about 50 in luminar 4 you don’t need to bother adding the individual filters
instead all the filters are available on the base layer and every adjustment
layer you add to the image you’ll find these grouped under the icons on the
right for example we’ve got the essentials notice some of these have the
titles highlighted those are the changes that were applied when I applied this
look each look has its own different changes notice that was completely
different when you’ve clicked one of these icons
you notice all the filters you have available to you in the essentials group
I can see all the adjustment filters that help me correct and refine an image
and these are the ones you should start with once you’ve done that you can
switch to the creative adjustments for a different set of filters here we can see
things like the sky replacement filter as well as filters to add glowing
effects these are all examples of special effects which is why they appear
in the creative category we also have a portrait category and this is to help
you adjust photos of people then there’s the pro filters which contains slightly
more advanced adjustments now having applied an initial look to this image
the next thing I’m going to do is fix a couple of problems and I’ll do this by
clicking the canvas icon first I’m going to correct the lens
distortion in the image and I’ll do this using the geometry controls as I apply
the adjustment watch what happens to the vignette in the corners of the frame I’m also going to take the option to
remove chromatic aberration finally I’ll use the deviating slider to lighten the
edges of the frame where there’s a problem with light fall-off I can also
see some dust spots on my image and I’m going to fix these using the clone and
stamp mode first I’m going to select the area to
use for my repair I’ll then configure my brush settings Now I can paint over the areas I want to
fix when I’m finished I can click the done
button to apply my changes because the clone and stunt layer that
I’ve used creates a new copy of the image if I go back and make any changes
to my original adjustments you won’t see them if I want to make further adjustments I
need to add my changes to the clone and stunt layer or add another layer above
this for this example I’ll continue to work with the clone and
stamp layer I’ll start by adding some adjustments in the essentials group to
refine the light and color of my image note says that there’s also an
Advanced Settings section and this appears in many of the filters this
section contains additional adjustments and quite a few of these have come from
the filters that we’re in lumen are three but aren’t in lumen are four this
is how they’ve managed to rationalize the filters to a more manageable list let’s now add some structure to
emphasize the shape of these rocks in the foreground now because this filter effects
entire image we need to use a mask to limit where the effects applied all the filters have individual masks
that you can use to selectively adjust areas of the image you can also turn the
filter off and on again temporarily I’m now going to use a couple of the
professional adjustments starting with dodging burn and I’ll use this to lighten the rocks
in the image slightly in certain areas next I’ll apply one of my favorite
filters which is the advanced contrast filter once I’m happy with the adjustments I
can export the photo to an image file the original raw file together with any

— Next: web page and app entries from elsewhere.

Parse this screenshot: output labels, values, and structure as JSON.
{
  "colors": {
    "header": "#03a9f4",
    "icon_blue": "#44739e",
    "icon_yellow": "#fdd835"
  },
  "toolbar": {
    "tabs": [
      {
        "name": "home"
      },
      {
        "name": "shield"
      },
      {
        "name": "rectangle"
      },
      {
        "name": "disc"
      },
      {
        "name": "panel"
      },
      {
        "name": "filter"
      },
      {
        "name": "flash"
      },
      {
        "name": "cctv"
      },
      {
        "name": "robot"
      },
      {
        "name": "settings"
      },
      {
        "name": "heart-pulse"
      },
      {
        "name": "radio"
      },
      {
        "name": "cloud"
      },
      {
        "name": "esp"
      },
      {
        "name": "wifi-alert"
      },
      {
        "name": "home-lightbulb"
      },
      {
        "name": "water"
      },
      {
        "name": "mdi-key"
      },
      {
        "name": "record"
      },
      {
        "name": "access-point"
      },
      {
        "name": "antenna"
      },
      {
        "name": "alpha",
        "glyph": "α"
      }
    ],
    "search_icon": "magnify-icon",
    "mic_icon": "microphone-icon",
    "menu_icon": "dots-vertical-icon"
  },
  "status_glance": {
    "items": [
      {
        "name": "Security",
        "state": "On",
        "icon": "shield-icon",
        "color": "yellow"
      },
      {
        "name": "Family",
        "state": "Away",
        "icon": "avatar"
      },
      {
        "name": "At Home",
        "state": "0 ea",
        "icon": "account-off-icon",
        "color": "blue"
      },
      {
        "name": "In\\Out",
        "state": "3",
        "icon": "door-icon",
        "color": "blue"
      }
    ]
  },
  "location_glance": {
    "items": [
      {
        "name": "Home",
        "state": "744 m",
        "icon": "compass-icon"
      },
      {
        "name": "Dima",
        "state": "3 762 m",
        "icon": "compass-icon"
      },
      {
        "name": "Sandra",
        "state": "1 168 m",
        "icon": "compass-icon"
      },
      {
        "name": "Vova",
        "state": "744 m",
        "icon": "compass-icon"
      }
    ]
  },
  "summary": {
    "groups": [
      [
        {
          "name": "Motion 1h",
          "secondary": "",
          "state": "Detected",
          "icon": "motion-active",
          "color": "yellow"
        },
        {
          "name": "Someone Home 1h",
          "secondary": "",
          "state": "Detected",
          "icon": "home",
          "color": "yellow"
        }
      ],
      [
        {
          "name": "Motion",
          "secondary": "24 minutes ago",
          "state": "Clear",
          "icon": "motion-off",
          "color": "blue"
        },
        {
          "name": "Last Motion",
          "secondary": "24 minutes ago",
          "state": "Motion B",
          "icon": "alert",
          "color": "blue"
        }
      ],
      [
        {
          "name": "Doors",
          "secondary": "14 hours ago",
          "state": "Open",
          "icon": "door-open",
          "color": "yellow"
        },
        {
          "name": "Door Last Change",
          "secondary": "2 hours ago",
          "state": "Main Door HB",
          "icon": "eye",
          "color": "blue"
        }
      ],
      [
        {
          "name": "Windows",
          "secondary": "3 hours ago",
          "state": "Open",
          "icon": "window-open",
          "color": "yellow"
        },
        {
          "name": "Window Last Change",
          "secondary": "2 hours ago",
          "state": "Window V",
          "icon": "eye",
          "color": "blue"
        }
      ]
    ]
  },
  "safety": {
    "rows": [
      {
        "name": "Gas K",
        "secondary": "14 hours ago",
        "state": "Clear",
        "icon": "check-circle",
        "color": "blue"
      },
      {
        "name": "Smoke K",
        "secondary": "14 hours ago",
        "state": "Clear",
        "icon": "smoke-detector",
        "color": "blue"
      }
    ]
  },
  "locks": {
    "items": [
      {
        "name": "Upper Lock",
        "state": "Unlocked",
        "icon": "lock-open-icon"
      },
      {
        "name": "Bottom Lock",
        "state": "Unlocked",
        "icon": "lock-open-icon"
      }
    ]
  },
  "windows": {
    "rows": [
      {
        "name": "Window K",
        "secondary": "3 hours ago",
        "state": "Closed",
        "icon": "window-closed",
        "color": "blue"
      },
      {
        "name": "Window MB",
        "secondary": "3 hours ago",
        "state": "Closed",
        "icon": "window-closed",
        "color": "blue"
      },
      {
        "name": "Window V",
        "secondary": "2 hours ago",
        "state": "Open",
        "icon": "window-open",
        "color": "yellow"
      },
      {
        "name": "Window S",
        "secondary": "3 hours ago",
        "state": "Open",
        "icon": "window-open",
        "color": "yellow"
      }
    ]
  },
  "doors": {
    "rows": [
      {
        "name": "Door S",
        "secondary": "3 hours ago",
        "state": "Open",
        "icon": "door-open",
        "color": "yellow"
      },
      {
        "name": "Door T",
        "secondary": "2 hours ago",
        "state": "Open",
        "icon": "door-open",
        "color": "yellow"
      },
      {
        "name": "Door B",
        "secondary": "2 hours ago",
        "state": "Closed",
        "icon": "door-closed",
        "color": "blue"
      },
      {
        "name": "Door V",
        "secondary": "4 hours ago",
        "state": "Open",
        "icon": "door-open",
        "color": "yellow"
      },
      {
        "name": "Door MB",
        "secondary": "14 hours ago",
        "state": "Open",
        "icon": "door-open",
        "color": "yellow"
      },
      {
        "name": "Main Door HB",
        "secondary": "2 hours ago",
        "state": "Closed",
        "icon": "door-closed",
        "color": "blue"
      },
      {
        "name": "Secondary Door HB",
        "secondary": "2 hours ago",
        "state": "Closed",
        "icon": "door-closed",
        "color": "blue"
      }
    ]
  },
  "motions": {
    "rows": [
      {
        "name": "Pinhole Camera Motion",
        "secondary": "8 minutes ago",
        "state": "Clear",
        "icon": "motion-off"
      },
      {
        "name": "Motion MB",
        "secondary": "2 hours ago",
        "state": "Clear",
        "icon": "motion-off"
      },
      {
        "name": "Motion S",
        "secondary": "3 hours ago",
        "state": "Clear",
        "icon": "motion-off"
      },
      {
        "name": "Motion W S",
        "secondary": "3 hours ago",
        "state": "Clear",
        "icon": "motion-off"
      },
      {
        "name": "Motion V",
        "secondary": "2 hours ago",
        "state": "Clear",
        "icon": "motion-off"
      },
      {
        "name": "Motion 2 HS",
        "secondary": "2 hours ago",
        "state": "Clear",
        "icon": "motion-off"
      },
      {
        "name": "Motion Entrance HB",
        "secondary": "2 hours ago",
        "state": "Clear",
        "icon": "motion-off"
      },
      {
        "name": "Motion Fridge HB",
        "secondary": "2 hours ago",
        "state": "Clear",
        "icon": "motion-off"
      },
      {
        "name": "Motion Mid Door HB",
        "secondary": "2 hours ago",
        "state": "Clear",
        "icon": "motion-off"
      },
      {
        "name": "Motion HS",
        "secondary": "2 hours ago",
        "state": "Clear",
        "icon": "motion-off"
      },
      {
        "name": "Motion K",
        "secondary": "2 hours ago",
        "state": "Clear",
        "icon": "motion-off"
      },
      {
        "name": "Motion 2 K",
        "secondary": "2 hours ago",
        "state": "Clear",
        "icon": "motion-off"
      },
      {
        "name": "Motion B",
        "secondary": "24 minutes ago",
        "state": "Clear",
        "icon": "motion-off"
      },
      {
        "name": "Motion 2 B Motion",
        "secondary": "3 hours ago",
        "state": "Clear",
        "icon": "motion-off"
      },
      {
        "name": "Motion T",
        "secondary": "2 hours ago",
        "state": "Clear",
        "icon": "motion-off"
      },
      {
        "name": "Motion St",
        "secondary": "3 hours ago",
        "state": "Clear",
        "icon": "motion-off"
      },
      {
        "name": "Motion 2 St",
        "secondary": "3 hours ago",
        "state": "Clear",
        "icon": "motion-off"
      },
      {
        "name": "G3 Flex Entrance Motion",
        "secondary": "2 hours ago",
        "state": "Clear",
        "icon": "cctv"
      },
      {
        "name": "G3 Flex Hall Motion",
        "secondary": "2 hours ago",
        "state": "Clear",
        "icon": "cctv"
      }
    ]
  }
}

adjustments I’ve made stays in my luminaire for library
I hope this videos given you some idea about how to use Lumina especially if
you were struggling after the recent upgrade if you found it helpful please
share it with others I’m Robin Whalley you’ve been watching lenscraft I’ll see
you soon for another video